Break out the bubbles!
Bubbles have certainly added sparkle to the world of wine. There was once a time when bubbles were cursed by winemakers and believed to be a fault. In fact, it is said that Dom Perignon, widely considered the grandfather of Champagne, was actually employed to eradicate them. Cellar records during his reign as cellar master (1668 to 1715) reveal a complete absence of bubbly sales, suggesting that Champagne, now used to mark special occasions worldwide, was initially no cause for celebration. Dom Perignon’s failure to destroy the bubbles produced during wine production, gave rise to the world’s most popular celebratory beverage. I simply cannot imagine a world with only still wines.
During the ensuing centuries, sparkling wines have, through association with the successful and momentous occasions in life, rightfully secured sustained popularity. Like candles on a birthday cake, bubbles add fun and credence to life’s special celebrations.
While Champagne has long been at the top of the party guest list, other sparkling varieties are still proving their worth. You may have been disappointed by mass produced, overly sweet bubbles, but Cava, Cremant de Loire, Prosecco and Cremant de Bourgogne are four trending sparklings that deserve an invitation to attend your next toast. These sparkling beauties are well worth a try, and at a fraction of the cost they might even provide an excuse to celebrate more often; first car, first house, first day of the week…
Then again, at this time of year, we probably don’t need to look for excuses to celebrate. The festive season is almost upon us and now is the time to stock up on sparklings. The question is, which one?
You certainly can’t go wrong with Champagne. Named after the North-Eastern region of France from whence it came, Champagne is derived from Chardonnay, Pinot Noir, and Pinot Meunier grapes. It goes through a second fermentation in the bottle, giving it depth, body and bubbles!
In addition to Champagne, France is home to several other delicious sparkling wines. Cremant de Loire and Cremant de Bourgogne are my definite favourites. Cremant de Loire, as the name implies is delightfully creamy. Its fresh, dry, fruity flavours make it a perfect summer aperitif.

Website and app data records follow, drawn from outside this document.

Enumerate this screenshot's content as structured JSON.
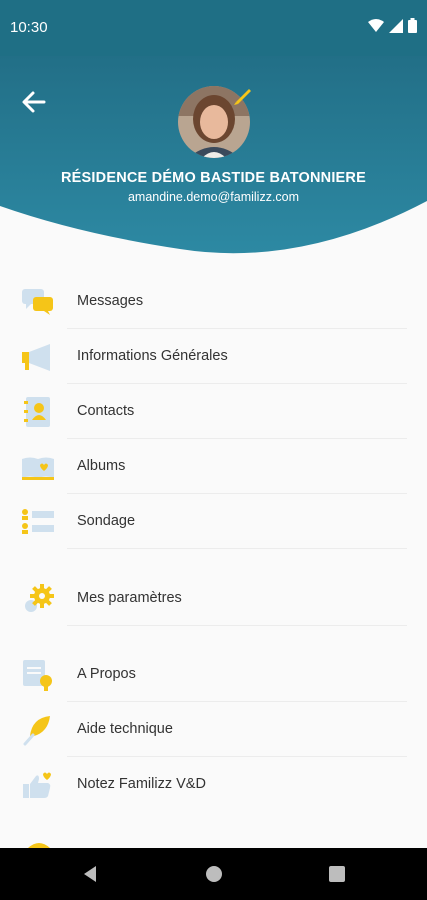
{
  "status_bar": {
    "time": "10:30"
  },
  "profile": {
    "name": "RÉSIDENCE DÉMO BASTIDE BATONNIERE",
    "email": "amandine.demo@familizz.com"
  },
  "menu": {
    "items": [
      {
        "label": "Messages",
        "icon": "chat-bubbles-icon"
      },
      {
        "label": "Informations Générales",
        "icon": "megaphone-icon"
      },
      {
        "label": "Contacts",
        "icon": "address-book-icon"
      },
      {
        "label": "Albums",
        "icon": "photo-album-icon"
      },
      {
        "label": "Sondage",
        "icon": "poll-icon"
      },
      {
        "label": "Mes paramètres",
        "icon": "gear-icon"
      },
      {
        "label": "A Propos",
        "icon": "document-badge-icon"
      },
      {
        "label": "Aide technique",
        "icon": "feather-icon"
      },
      {
        "label": "Notez Familizz V&D",
        "icon": "thumbs-up-heart-icon"
      }
    ]
  },
  "colors": {
    "header": "#2a7f98",
    "status_bar": "#1f6f85",
    "accent": "#f5c518",
    "icon_light": "#cfe0ee"
  }
}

Cava, Spain’s gift to sparkling wine lovers, is produced in the same way as champagne; developing its complexity through a second, in bottle fermentation. Unlike Champagne, however, Cava uses Macabeo, Xarello and Parellada grapes. Lighter and fruitier than Champagne, it is comparable, and a whole lot more affordable.

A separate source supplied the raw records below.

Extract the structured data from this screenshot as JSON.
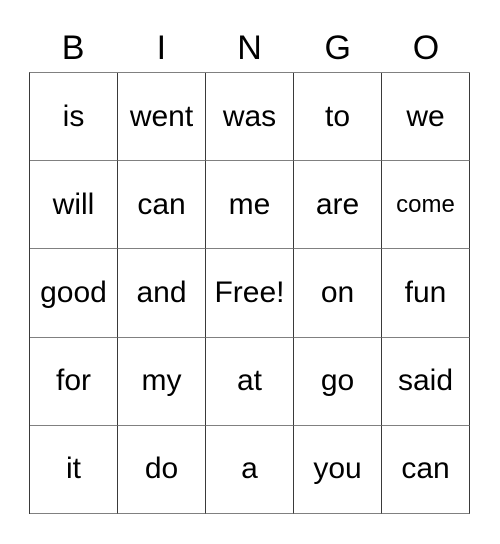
{
  "card": {
    "title": "BINGO",
    "header_letters": [
      "B",
      "I",
      "N",
      "G",
      "O"
    ],
    "free_space_label": "Free!",
    "colors": {
      "background": "#ffffff",
      "text": "#000000",
      "grid_line": "#3a3a3a"
    },
    "rows": [
      {
        "cells": [
          {
            "text": "is",
            "size": "normal"
          },
          {
            "text": "went",
            "size": "normal"
          },
          {
            "text": "was",
            "size": "normal"
          },
          {
            "text": "to",
            "size": "normal"
          },
          {
            "text": "we",
            "size": "normal"
          }
        ]
      },
      {
        "cells": [
          {
            "text": "will",
            "size": "normal"
          },
          {
            "text": "can",
            "size": "normal"
          },
          {
            "text": "me",
            "size": "normal"
          },
          {
            "text": "are",
            "size": "normal"
          },
          {
            "text": "come",
            "size": "small"
          }
        ]
      },
      {
        "cells": [
          {
            "text": "good",
            "size": "normal"
          },
          {
            "text": "and",
            "size": "normal"
          },
          {
            "text": "Free!",
            "size": "normal"
          },
          {
            "text": "on",
            "size": "normal"
          },
          {
            "text": "fun",
            "size": "normal"
          }
        ]
      },
      {
        "cells": [
          {
            "text": "for",
            "size": "normal"
          },
          {
            "text": "my",
            "size": "normal"
          },
          {
            "text": "at",
            "size": "normal"
          },
          {
            "text": "go",
            "size": "normal"
          },
          {
            "text": "said",
            "size": "normal"
          }
        ]
      },
      {
        "cells": [
          {
            "text": "it",
            "size": "normal"
          },
          {
            "text": "do",
            "size": "normal"
          },
          {
            "text": "a",
            "size": "normal"
          },
          {
            "text": "you",
            "size": "normal"
          },
          {
            "text": "can",
            "size": "normal"
          }
        ]
      }
    ]
  }
}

While the reputation of Italy’s Prosecco has suffered at times through association with inferior brands, there are many worthwhile bottles. If in doubt, look for the DOC and DOCG classification. Wines bearing this mark are produced under strict regulations that ensure purity and superior quality. Prosecco is fresh and fruity with light bubbles. A secondary fermentation in steel tanks, rather than in bottle, makes Prosecco cheaper to produce – a saving that is then passed on to the consumer.

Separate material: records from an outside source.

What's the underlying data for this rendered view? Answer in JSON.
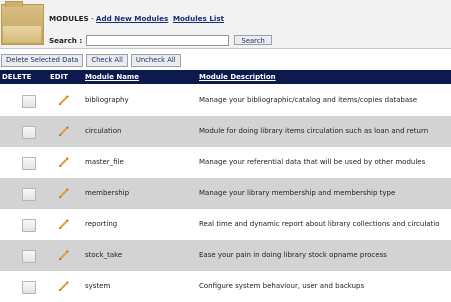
{
  "header": {
    "title": "MODULES",
    "separator": " - ",
    "add_link": "Add New Modules",
    "list_link": "Modules List",
    "search_label": "Search :",
    "search_value": "",
    "search_button": "Search"
  },
  "actions": {
    "delete_selected": "Delete Selected Data",
    "check_all": "Check All",
    "uncheck_all": "Uncheck All"
  },
  "table": {
    "columns": [
      "DELETE",
      "EDIT",
      "Module Name",
      "Module Description"
    ],
    "rows": [
      {
        "name": "bibliography",
        "description": "Manage your bibliographic/catalog and items/copies database"
      },
      {
        "name": "circulation",
        "description": "Module for doing library items circulation such as loan and return"
      },
      {
        "name": "master_file",
        "description": "Manage your referential data that will be used by other modules"
      },
      {
        "name": "membership",
        "description": "Manage your library membership and membership type"
      },
      {
        "name": "reporting",
        "description": "Real time and dynamic report about library collections and circulatio"
      },
      {
        "name": "stock_take",
        "description": "Ease your pain in doing library stock opname process"
      },
      {
        "name": "system",
        "description": "Configure system behaviour, user and backups"
      }
    ]
  },
  "colors": {
    "header_bg": "#0c1a4e",
    "alt_row": "#d3d3d3",
    "link": "#1a2e78"
  }
}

Beyond the science there is something magical about sparkling wines. A feast for the eyes and palate, they have a gift for bringing people together. Next time you find yourself in a room of people, glasses raised in unison to toast an important moment in time, observe the feeling in the room. That, dear friends, is the magic of bubbles!